Dataset entries:
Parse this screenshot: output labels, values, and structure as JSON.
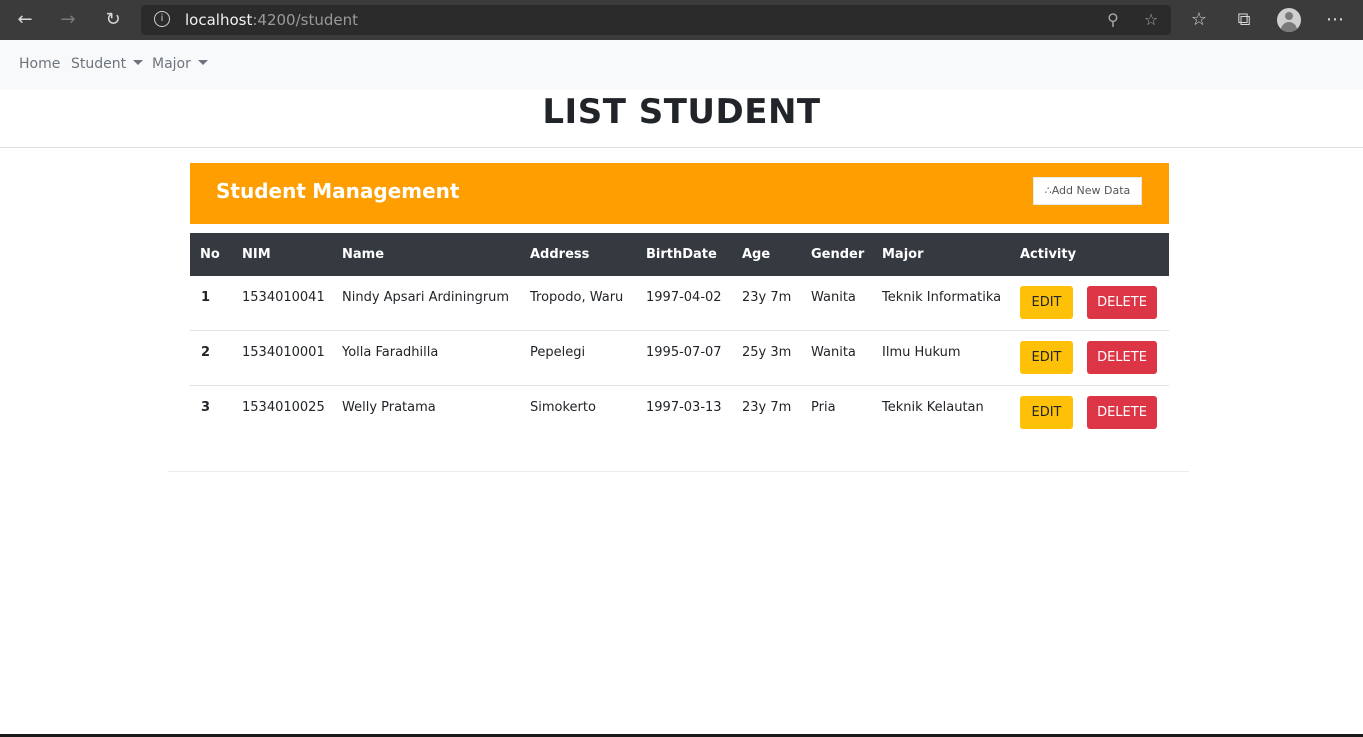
{
  "browser": {
    "url_host": "localhost",
    "url_path": ":4200/student",
    "icons": [
      "back-arrow-icon",
      "forward-arrow-icon",
      "refresh-icon",
      "info-icon",
      "zoom-icon",
      "star-icon",
      "favorites-icon",
      "collections-icon",
      "profile-avatar",
      "more-icon"
    ]
  },
  "nav": {
    "home": "Home",
    "student": "Student",
    "major": "Major"
  },
  "page": {
    "title": "LIST STUDENT"
  },
  "card": {
    "title_part1": "Student",
    "title_part2": "Management",
    "add_button": "∴Add New Data",
    "accent": "#ff9e00"
  },
  "table": {
    "headers": [
      "No",
      "NIM",
      "Name",
      "Address",
      "BirthDate",
      "Age",
      "Gender",
      "Major",
      "Activity"
    ],
    "rows": [
      {
        "no": "1",
        "nim": "1534010041",
        "name": "Nindy Apsari Ardiningrum",
        "address": "Tropodo, Waru",
        "birthdate": "1997-04-02",
        "age": "23y 7m",
        "gender": "Wanita",
        "major": "Teknik Informatika"
      },
      {
        "no": "2",
        "nim": "1534010001",
        "name": "Yolla Faradhilla",
        "address": "Pepelegi",
        "birthdate": "1995-07-07",
        "age": "25y 3m",
        "gender": "Wanita",
        "major": "Ilmu Hukum"
      },
      {
        "no": "3",
        "nim": "1534010025",
        "name": "Welly Pratama",
        "address": "Simokerto",
        "birthdate": "1997-03-13",
        "age": "23y 7m",
        "gender": "Pria",
        "major": "Teknik Kelautan"
      }
    ],
    "edit_label": "EDIT",
    "delete_label": "DELETE",
    "header_bg": "#343a40",
    "edit_color": "#ffc107",
    "delete_color": "#dc3545"
  }
}
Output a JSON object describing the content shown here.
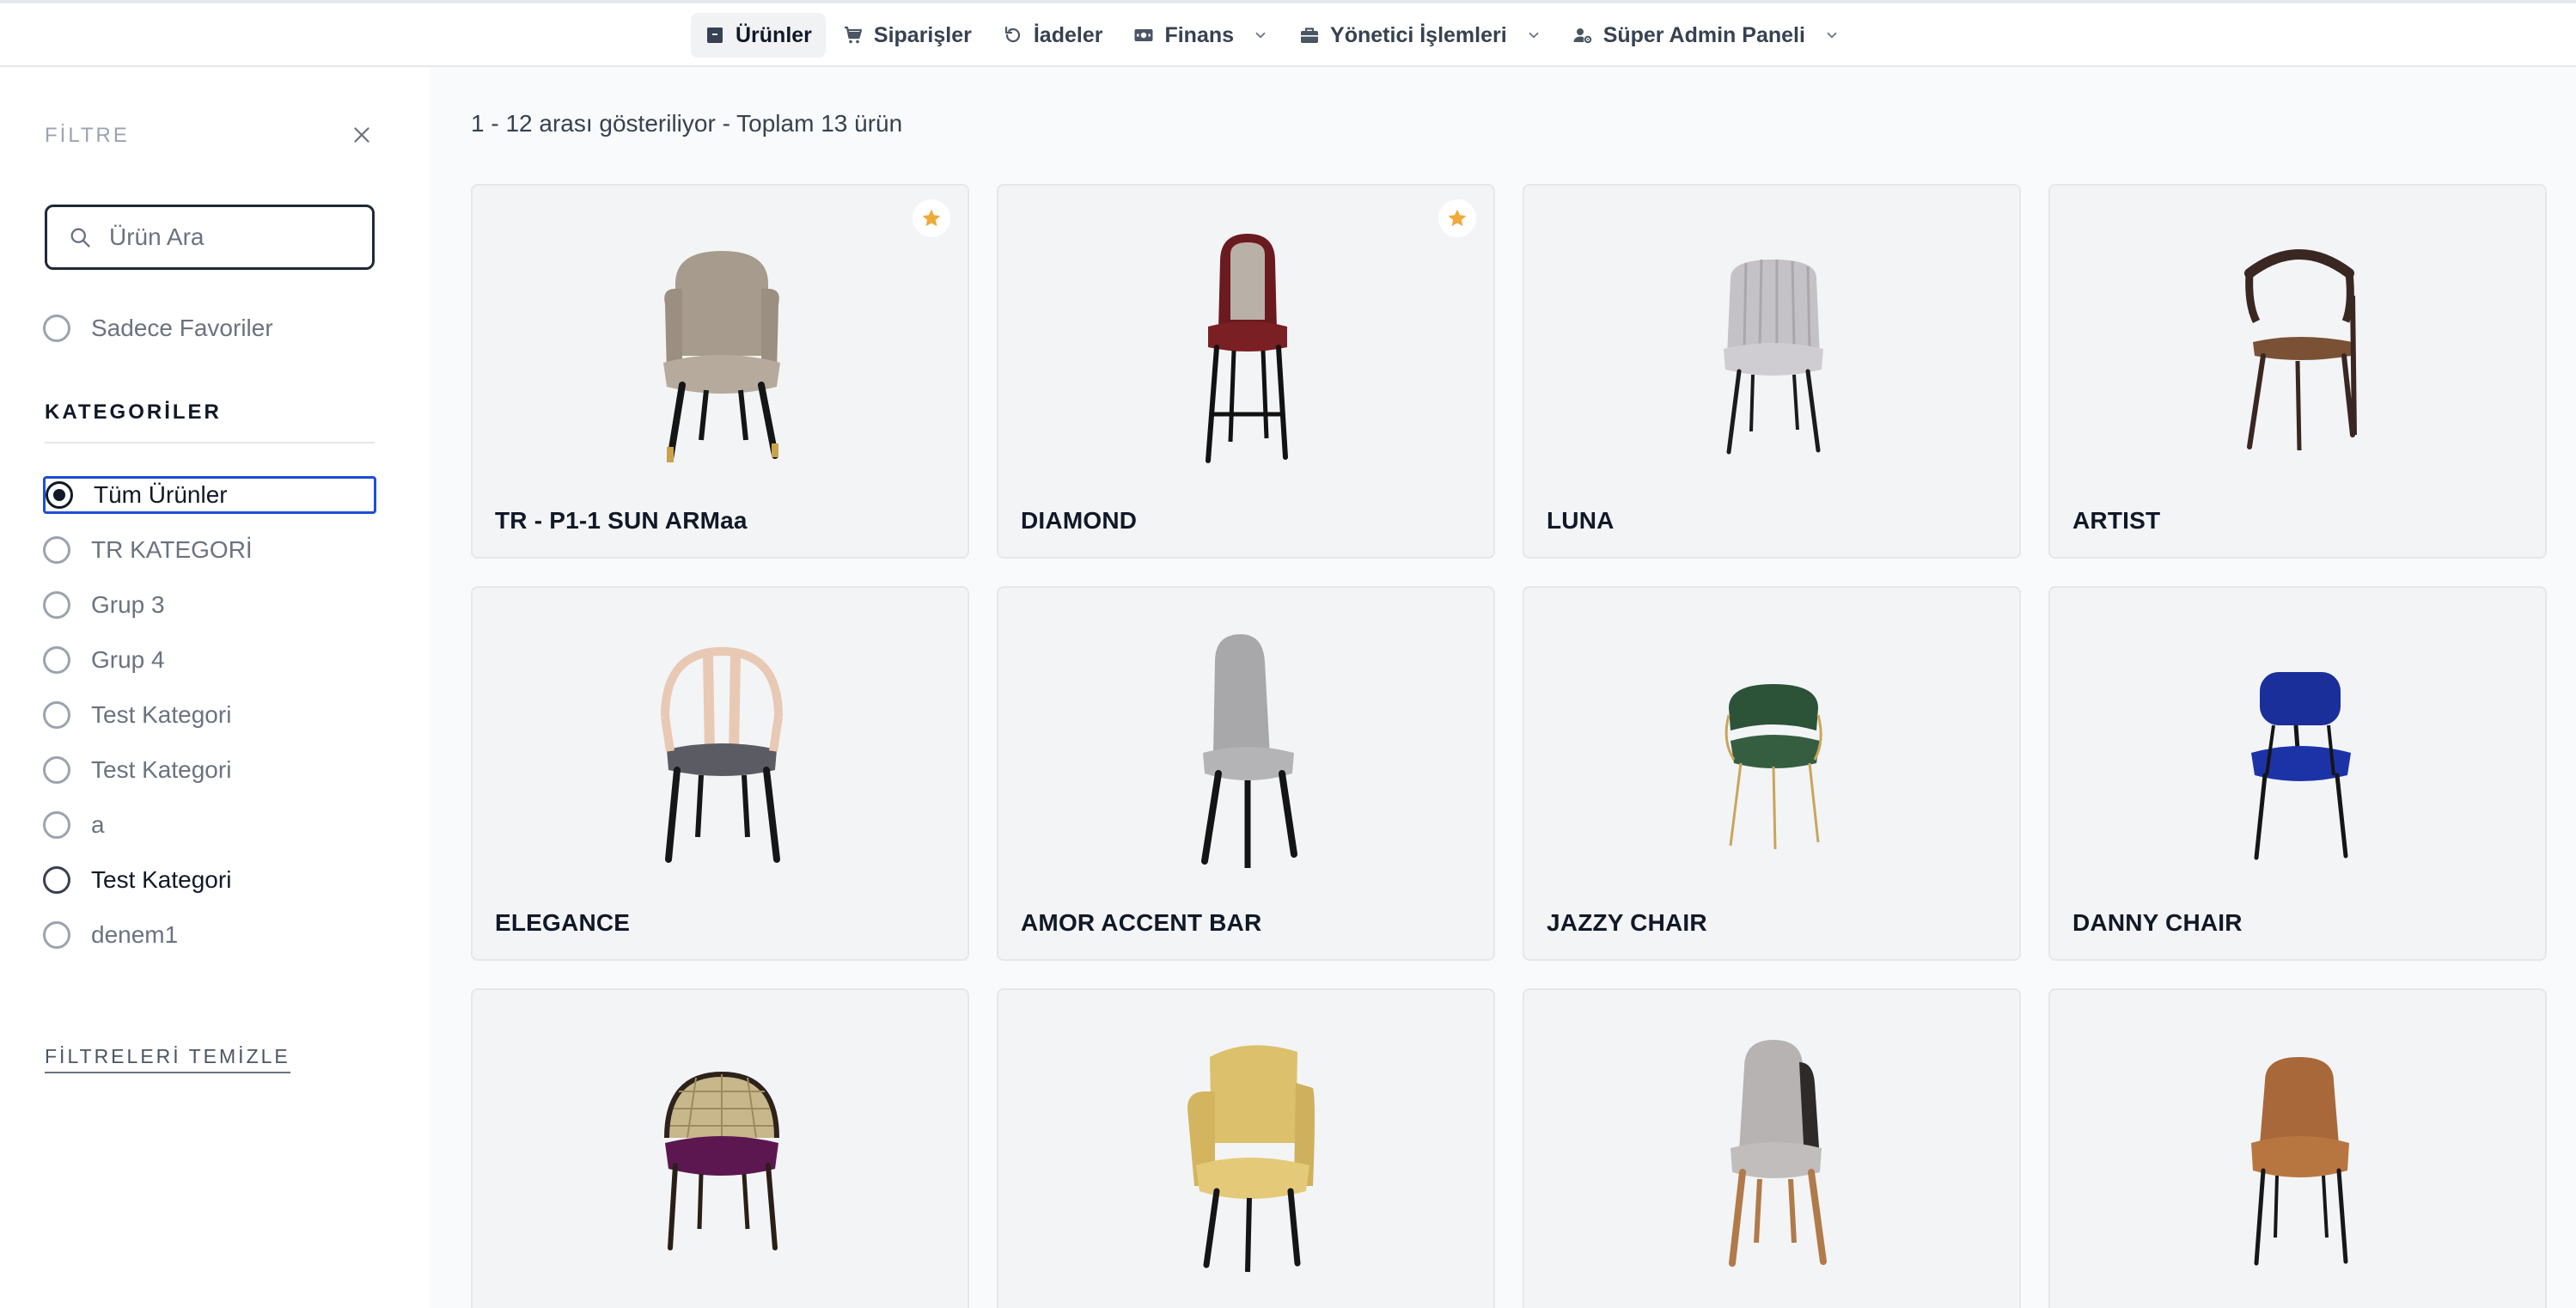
{
  "nav": {
    "items": [
      {
        "label": "Ürünler",
        "icon": "package-icon",
        "active": true
      },
      {
        "label": "Siparişler",
        "icon": "cart-icon"
      },
      {
        "label": "İadeler",
        "icon": "undo-icon"
      },
      {
        "label": "Finans",
        "icon": "money-icon",
        "dropdown": true
      },
      {
        "label": "Yönetici İşlemleri",
        "icon": "briefcase-icon",
        "dropdown": true
      },
      {
        "label": "Süper Admin Paneli",
        "icon": "user-cog-icon",
        "dropdown": true
      }
    ]
  },
  "sidebar": {
    "filter_title": "FİLTRE",
    "close_icon": "close-icon",
    "search_placeholder": "Ürün Ara",
    "favorites_label": "Sadece Favoriler",
    "categories_title": "KATEGORİLER",
    "categories": [
      {
        "label": "Tüm Ürünler",
        "selected": true
      },
      {
        "label": "TR KATEGORİ"
      },
      {
        "label": "Grup 3"
      },
      {
        "label": "Grup 4"
      },
      {
        "label": "Test Kategori"
      },
      {
        "label": "Test Kategori"
      },
      {
        "label": "a"
      },
      {
        "label": "Test Kategori",
        "emphasized": true
      },
      {
        "label": "denem1"
      }
    ],
    "clear_filters": "FİLTRELERİ TEMİZLE"
  },
  "main": {
    "result_text": "1 - 12 arası gösteriliyor - Toplam 13 ürün",
    "products": [
      {
        "name": "TR - P1-1 SUN ARMaa",
        "favorite": true,
        "image": "beige-velvet-armchair"
      },
      {
        "name": "DIAMOND",
        "favorite": true,
        "image": "burgundy-bar-stool"
      },
      {
        "name": "LUNA",
        "favorite": false,
        "image": "grey-channel-chair"
      },
      {
        "name": "ARTIST",
        "favorite": false,
        "image": "walnut-arm-chair"
      },
      {
        "name": "ELEGANCE",
        "favorite": false,
        "image": "light-wood-round-back-chair"
      },
      {
        "name": "AMOR ACCENT BAR",
        "favorite": false,
        "image": "grey-upholstered-chair"
      },
      {
        "name": "JAZZY CHAIR",
        "favorite": false,
        "image": "green-velvet-gold-chair"
      },
      {
        "name": "DANNY CHAIR",
        "favorite": false,
        "image": "blue-velvet-chair"
      },
      {
        "name": "",
        "favorite": false,
        "image": "rattan-purple-seat-chair"
      },
      {
        "name": "",
        "favorite": false,
        "image": "yellow-armchair"
      },
      {
        "name": "",
        "favorite": false,
        "image": "grey-wood-leg-chair"
      },
      {
        "name": "",
        "favorite": false,
        "image": "copper-velvet-chair"
      }
    ]
  },
  "colors": {
    "accent_star": "#f0a93b",
    "focus_blue": "#1d4ed8"
  }
}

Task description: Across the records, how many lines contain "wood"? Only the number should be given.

Response area: 2